A Virtual Private Network (VPN) is fast becoming the preferred method of secure connectivity between sites, for example, Head Office and a Branch Office. In essence a VPN, sometimes called a tunnel, is a private network running over the Internet. It keeps your web activity secure and private while operating over the Internet. It provides Online Security if properly configured, and can limit access to authorised users only.
It operates in two basic modes. The first is a mechanism to allow mobile students and workers to access their work or study systems from anywhere, providing Online Security even when using public WiFi networks and the Internet.
The second is to use a VPN to hide your personal Internet usage from prying eyes, and to evade geographical restrictions on accessing material, and potentially government censorship. Another use is to allow anonymous peer-to-peer downloads using torrent technologies to avoid being visited by the copyright police. Finally, there is the privacy advocate who, as a matter of principle, wants everything they do on the Internet as private as possible.
If we look at the various aspects of VPNs and Online Security in turn.
First, changing your geographical location. A VPN operates by both ends of your tunnel connecting to a VPN server. That server can be a public or private server, and need not be in the same country or even continent as you. For example, an Australian user could connect to a US VPN server, and from there to Netflix. As far as Netflix is concerned, the user is in the US and allows access to the US version of Netflix, an access which would normally be blocked. There are efforts to stop this use of VPNs, and it might not always be possible.
That approach could also allow you to evade Government blocks on viewing some websites, although that could be a lot trickier to do. All they need to do is to block connections to known VPN servers.
In summary, you will have no problems using a VPN to avoid passive surveillance of your Internet use. Bear in mind though it will not prevent advertisers collecting information about you. That information is gathered from a website, and is unaffected by whether you use a VPN or not. Note also that a VPN will not provide much protection against the activities of an active and perhaps hostile government.
For study or business users, the technique is slightly different since you will be connecting, not to a VPN server, but to your college or business server.
Simply put, what happens is that your device, either a PC or mobile smart device asks to connect to your remote server. The remote server asks your device for some authentication credentials, and if ok, sets up a tunnelled connection. The credentials are provided by a bit of software on your device (the VPN client), either automatically or on request. They are often a user-id/password pair.
The data transmitted between your device and the server is encrypted, sometimes twice and is therefore hopefully immune from spying.
A quick word or two about how a tunnel works and encryption.
The basic technique used in tunnelling is to hide the real data inside another bundle of data, called a packet. The outer packet carries routing information to allow the packet to travel through the tunnel to its endpoint. When it reaches the end of the tunnel, the inner packet holding the real data is extracted from the outer packet, and its routing information is used to deliver it to the final, real destination.
The inner packet data is usually encrypted, and the outer packet only has open headers to allow routing to take place. Data travelling over the public networks cannot be read without the proper decryption keys, which ensures that data can’t be read or changed as it travels.

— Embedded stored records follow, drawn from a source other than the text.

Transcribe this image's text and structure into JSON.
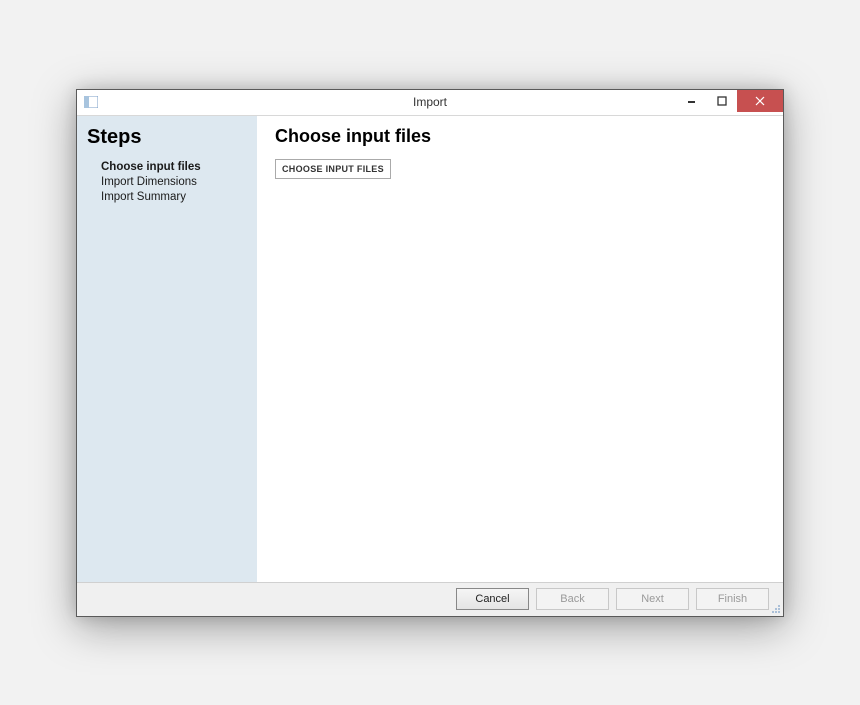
{
  "window": {
    "title": "Import"
  },
  "sidebar": {
    "header": "Steps",
    "steps": [
      {
        "label": "Choose input files",
        "active": true
      },
      {
        "label": "Import Dimensions",
        "active": false
      },
      {
        "label": "Import Summary",
        "active": false
      }
    ]
  },
  "main": {
    "header": "Choose input files",
    "choose_button_label": "CHOOSE INPUT FILES"
  },
  "footer": {
    "cancel": "Cancel",
    "back": "Back",
    "next": "Next",
    "finish": "Finish"
  }
}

In terms of security and authentication, there are two main considerations, particularly when using a web-based VPN. As noted above there is a two-step process. The first is establishment of the VPN tunnel itself. This is generally automatic, and is a negotiation between the client and the server. The next step is authentication of the user, often through a user-id/password combination. In more secure environments, other authentication techniques might be used, for example, exchanging key pairs, a challenge/response process, or even authentication using a smartcard, dongle or a biometric device.
In general, the usual rule applies to VPN applications, free means more insecure than paid, and work out what you want before you buy. Some applications are better at providing access to VPN servers in a large range of countries, some are better at preventing tracking and logging, some better at encryption.

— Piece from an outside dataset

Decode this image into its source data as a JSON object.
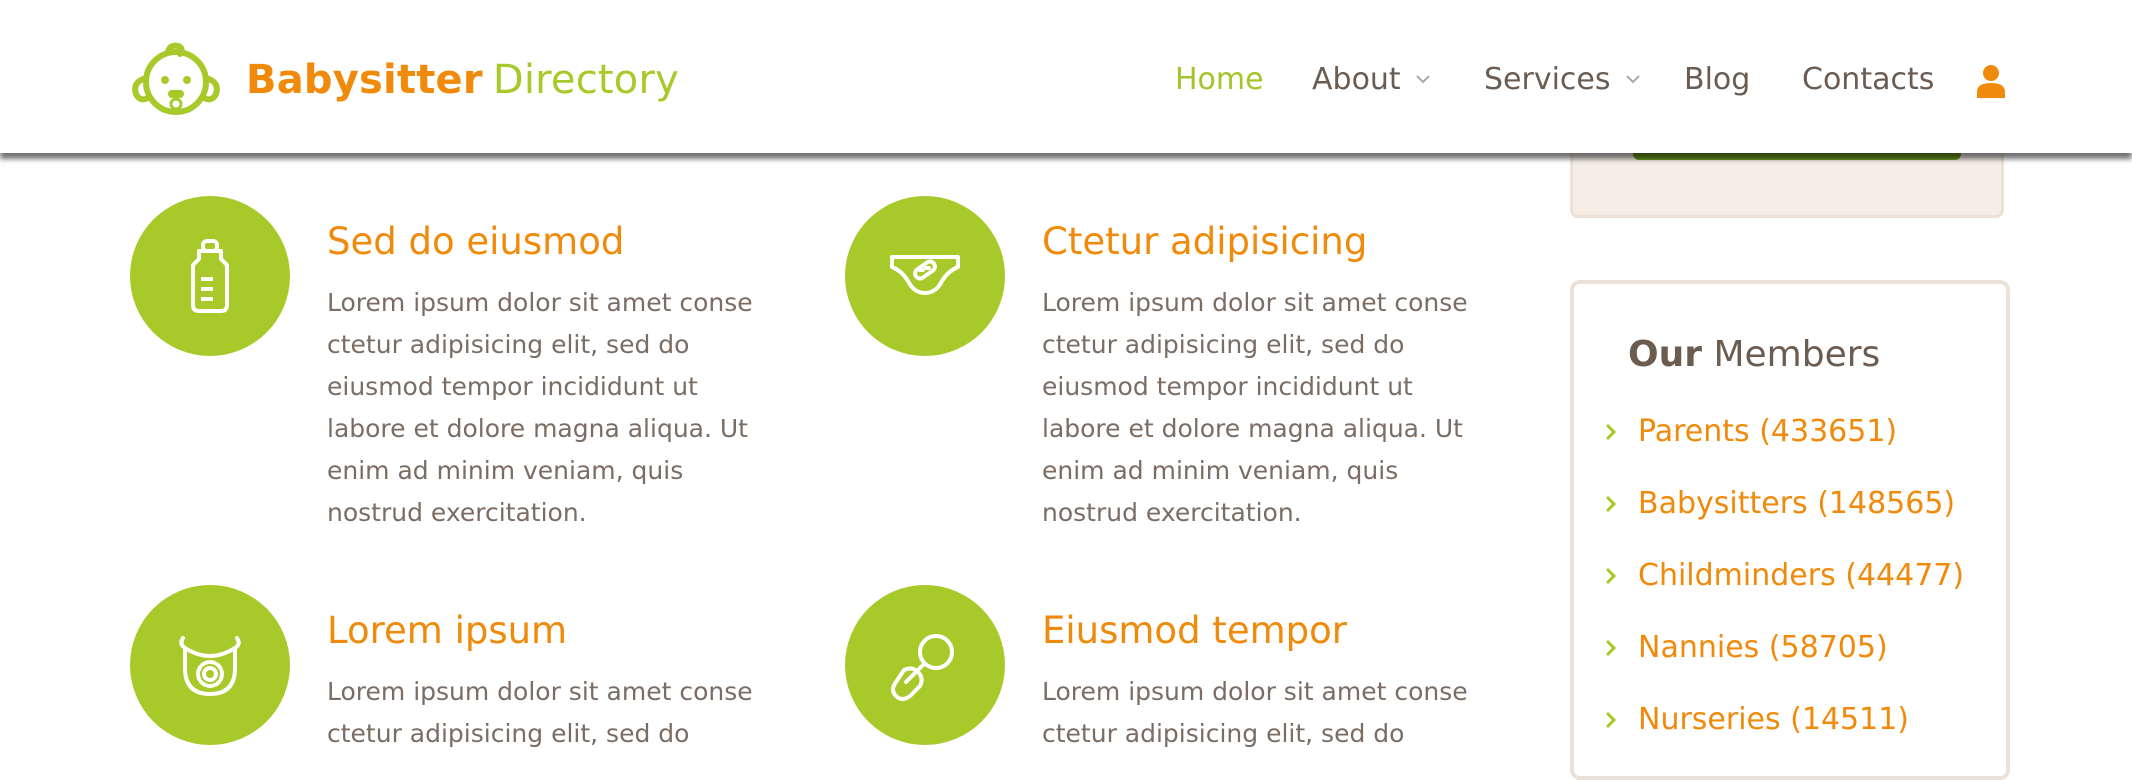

Use the Internet, with or without a VPN, to look at the range of options available.